The Incorporated Society of British Advertisers is to respond to the government's nods and winks that it will not turn a deaf ear to proposals for the self-regulation of TV advertising – currently under the diktat of the Independent Television Commission.
The draft Communications Bill, published last week, provides for the transfer of control over TV ads to a new broadcast regulator, Ofcom, although print and billboard advertising will continue to be vetted by the industry’s self-regulatory watchdog, the Advertising Standards Authority.
But ministers have made it known to their contacts within the TV ad sector that the government would welcome proposals for a new self-regulatory framework.
Says ISBA director for public affairs Ian Twinn: “There has been a blurring at the edges and it is no longer possible to define the media strictly in terms of press, poster and TV advertising. We will be putting forward proposals for a new system to introduce self-regulation for all advertising content.”
Such a system is likely to be based on the ASA template: administered by an independent industry-appointed board and funded via an adspend levy.
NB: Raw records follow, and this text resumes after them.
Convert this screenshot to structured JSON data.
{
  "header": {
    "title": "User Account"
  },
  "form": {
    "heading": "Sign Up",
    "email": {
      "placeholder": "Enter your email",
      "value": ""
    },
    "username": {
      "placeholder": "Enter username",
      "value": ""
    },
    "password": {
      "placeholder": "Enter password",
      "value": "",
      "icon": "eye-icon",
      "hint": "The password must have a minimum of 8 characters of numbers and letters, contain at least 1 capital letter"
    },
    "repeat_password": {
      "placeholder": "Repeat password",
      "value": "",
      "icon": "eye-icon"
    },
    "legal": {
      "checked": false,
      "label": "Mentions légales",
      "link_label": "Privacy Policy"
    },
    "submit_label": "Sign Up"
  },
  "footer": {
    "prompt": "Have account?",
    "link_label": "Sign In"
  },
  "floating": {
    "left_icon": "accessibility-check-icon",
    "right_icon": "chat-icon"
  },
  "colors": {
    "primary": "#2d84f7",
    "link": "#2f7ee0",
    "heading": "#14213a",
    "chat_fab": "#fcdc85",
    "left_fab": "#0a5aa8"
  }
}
The ASA , however, has been criticised as a toothless watchdog able only to yelp at those offenders who persistently ignore its recommendations. In such cases its ultimate sanction is to refer miscreants to the Office of Fair Trading.
ISBA and its agency counterpart, the Institute of Practitioners in Advertising, will have three months in which to put forward their proposals for inclusion in the bill.
Data sourced from: MediaGuardian.co.uk; additional content by WARC staff